Let’s address the elephant in the room – the cost. Depending on where you study, landscape architecture can get expensive quickly. The need for specialized tools, software, and drawing materials can take a toll on your wallet. If your school doesn’t offer free access to essential programs or printing services, those expenses can pile up. It’s crucial to factor in these costs when considering the landscape architecture path.
So, there you have it – my five insights to help you navigate the world of landscape architecture. I hope this peek behind the curtain prepares you for the exciting and challenging journey ahead. If you found this post helpful, don’t forget to hit that like button and subscribe to my channel for more design-related content. Until next time, stay inspired and keep creating!
Thumbnail Image: Dr. Michael A. Dirr leads a plant workshop at LABash Conference at University of Georgia, 2019. Photo by Sydonne Blake.
In today’s fast-paced world, we are inundated with multiple software options capable of navigating us through all design phases. Yet, why do we find ourselves endlessly debating the correct software when they can theoretically produce the same results? Determined to find an answer, I embarked on a journey to discover the best program for Landscape Architects. This led me to create the video above that shares my discoveries and let’s just say… it left me feeling just as conflicted as before. For those who prefer not to watch, here are the key highlights:

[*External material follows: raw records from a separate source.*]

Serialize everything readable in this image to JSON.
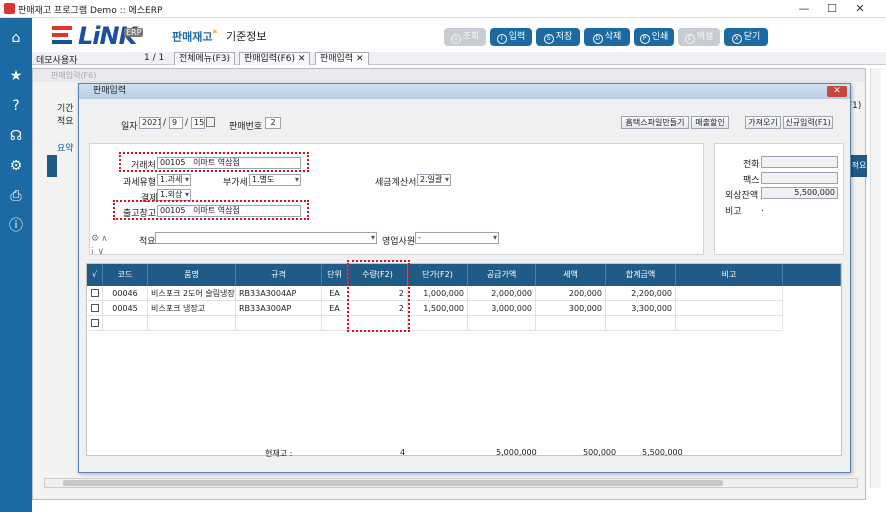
{
  "window": {
    "title": "판매재고 프로그램 Demo :: 에스ERP",
    "min": "—",
    "max": "☐",
    "close": "✕"
  },
  "header": {
    "logo": "LiNK",
    "logo_badge": "ERP",
    "menu1": "판매재고",
    "menu1_dot": "*",
    "menu2": "기준정보"
  },
  "toolbar": [
    {
      "icon": "◎",
      "label": "조회",
      "disabled": true
    },
    {
      "icon": "I",
      "label": "입력",
      "disabled": false
    },
    {
      "icon": "S",
      "label": "저장",
      "disabled": false
    },
    {
      "icon": "D",
      "label": "삭제",
      "disabled": false
    },
    {
      "icon": "P",
      "label": "인쇄",
      "disabled": false
    },
    {
      "icon": "E",
      "label": "엑셀",
      "disabled": true
    },
    {
      "icon": "X",
      "label": "닫기",
      "disabled": false
    }
  ],
  "tabbar": {
    "user": "데모사용자",
    "page": "1 / 1",
    "tabs": [
      "전체메뉴(F3)",
      "판매입력(F6)",
      "판매입력"
    ]
  },
  "background": {
    "title": "판매입력(F6)",
    "label_period": "기간",
    "label_summary": "적요",
    "tab": "요약",
    "btn_f1": "F1)",
    "col_summary": "적요"
  },
  "dialog": {
    "title": "판매입력",
    "close": "✕",
    "date_label": "일자",
    "year": "2021",
    "month": "9",
    "day": "15",
    "saleno_label": "판매번호",
    "saleno": "2",
    "buttons": [
      "홈택스파일만들기",
      "매출할인",
      "가져오기",
      "신규입력(F1)"
    ],
    "customer_label": "거래처",
    "customer_code": "00105",
    "customer_name": "이마트 역삼점",
    "taxtype_label": "과세유형",
    "taxtype": "1.과세",
    "vat_label": "부가세",
    "vat": "1.별도",
    "invoice_label": "세금계산서",
    "invoice": "2.일괄",
    "payment_label": "결제",
    "payment": "1.외상",
    "warehouse_label": "출고창고",
    "warehouse_code": "00105",
    "warehouse_name": "이마트 역삼점",
    "summary_label": "적요",
    "summary": "",
    "sales_label": "영업사원",
    "sales": "-",
    "phone_label": "전화",
    "phone": "",
    "fax_label": "팩스",
    "fax": "",
    "credit_label": "외상잔액",
    "credit": "5,500,000",
    "note_label": "비고",
    "note": ".",
    "side_icons": [
      "⚙",
      "∧",
      "i",
      "∨"
    ]
  },
  "grid": {
    "headers": [
      "√",
      "코드",
      "품명",
      "규격",
      "단위",
      "수량(F2)",
      "단가(F2)",
      "공급가액",
      "세액",
      "합계금액",
      "비고"
    ],
    "rows": [
      {
        "code": "00046",
        "name": "비스포크 2도어 슬림냉장...",
        "spec": "RB33A3004AP",
        "unit": "EA",
        "qty": "2",
        "price": "1,000,000",
        "supply": "2,000,000",
        "tax": "200,000",
        "total": "2,200,000",
        "note": ""
      },
      {
        "code": "00045",
        "name": "비스포크 냉장고",
        "spec": "RB33A300AP",
        "unit": "EA",
        "qty": "2",
        "price": "1,500,000",
        "supply": "3,000,000",
        "tax": "300,000",
        "total": "3,300,000",
        "note": ""
      },
      {
        "code": "",
        "name": "",
        "spec": "",
        "unit": "",
        "qty": "",
        "price": "",
        "supply": "",
        "tax": "",
        "total": "",
        "note": ""
      }
    ],
    "footer": {
      "label": "현재고 :",
      "qty": "4",
      "supply": "5,000,000",
      "tax": "500,000",
      "total": "5,500,000"
    }
  },
  "colors": {
    "nav": "#1b6aa3",
    "grid_header": "#1f5b86",
    "highlight": "#e0101a"
  }
}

One of the most evident issues in these debates is the attempt to compare AutoCAD and Revit. This is like comparing apples to oranges. AutoCAD serves Landscape Architects by creating 2-dimensional drawings, while Revit, a Building Information Model (BIM), offers a whole new dimension with live 3D modeling and advanced features. It’s unfair to pass judgment on either program without considering the individual project’s demands. For instance, residential projects might not require Revit’s collaboration and modeling capabilities, whereas large-scale projects would benefit significantly from these features. The key is to assess compatibility with your specific needs rather than focusing on which program is “better.”
Another revelation came when shifting the focus from the power of the software to the teamwork aspect in our field. As Landscape Architects, we see ourselves as leaders in shaping the environment. To truly lead, we must embrace the latest technology. By adopting Revit and actively participating in a live working model with other disciplines, we can align ourselves in terms of scope and design updates. This ensures our ideas are considered at the same level as others, preventing the usual scenario where we provide updates after the fact when it’s too late.
Lastly, imagine embarking on a journey across the world together, as opposed to separately. The answer is clear; it’s better to be united. While Revit might not be perfect for Landscape Architects now, it has the potential to be. Engaging more proactively with Revit and expressing our specific needs can lead to a tailored program. By evolving together through use, we avoid delays and ensure a better, more efficient tool for Landscape Architects.
In conclusion, the key lies in understanding the unique strengths of AutoCAD and Revit and aligning them with the demands of each project. By embracing technology, advocating for tailored solutions, and fostering collaboration, Landscape Architects can truly lead the way in shaping the future of software development in our field.